=== Begin Enclosure ===

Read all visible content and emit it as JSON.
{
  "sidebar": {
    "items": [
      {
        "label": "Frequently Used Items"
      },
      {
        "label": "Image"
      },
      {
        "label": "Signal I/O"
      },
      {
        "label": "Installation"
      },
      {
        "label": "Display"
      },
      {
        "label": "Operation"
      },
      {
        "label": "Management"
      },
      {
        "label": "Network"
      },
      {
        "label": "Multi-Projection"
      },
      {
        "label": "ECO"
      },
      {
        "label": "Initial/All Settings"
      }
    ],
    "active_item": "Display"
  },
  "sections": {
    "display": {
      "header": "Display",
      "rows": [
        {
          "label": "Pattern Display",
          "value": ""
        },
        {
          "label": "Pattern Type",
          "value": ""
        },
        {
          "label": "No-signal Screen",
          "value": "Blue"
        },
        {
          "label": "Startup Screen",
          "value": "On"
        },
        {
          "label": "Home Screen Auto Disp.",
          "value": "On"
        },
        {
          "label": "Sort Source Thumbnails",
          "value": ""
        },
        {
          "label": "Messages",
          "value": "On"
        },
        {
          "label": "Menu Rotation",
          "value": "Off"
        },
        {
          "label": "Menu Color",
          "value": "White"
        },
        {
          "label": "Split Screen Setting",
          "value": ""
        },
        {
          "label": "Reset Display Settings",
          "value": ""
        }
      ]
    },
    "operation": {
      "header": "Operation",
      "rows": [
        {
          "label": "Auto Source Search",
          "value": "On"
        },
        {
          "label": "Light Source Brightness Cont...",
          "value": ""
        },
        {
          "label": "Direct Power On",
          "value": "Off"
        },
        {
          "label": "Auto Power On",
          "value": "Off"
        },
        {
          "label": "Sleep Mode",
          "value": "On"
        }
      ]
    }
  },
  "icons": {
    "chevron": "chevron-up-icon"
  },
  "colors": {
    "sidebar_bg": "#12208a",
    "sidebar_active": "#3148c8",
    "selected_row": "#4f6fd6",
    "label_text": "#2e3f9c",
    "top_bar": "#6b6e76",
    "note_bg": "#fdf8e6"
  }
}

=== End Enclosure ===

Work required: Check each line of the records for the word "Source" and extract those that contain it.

Finished exercise:
          "label": "Sort Source Thumbnails",
          "label": "Auto Source Search",
          "label": "Light Source Brightness Cont...",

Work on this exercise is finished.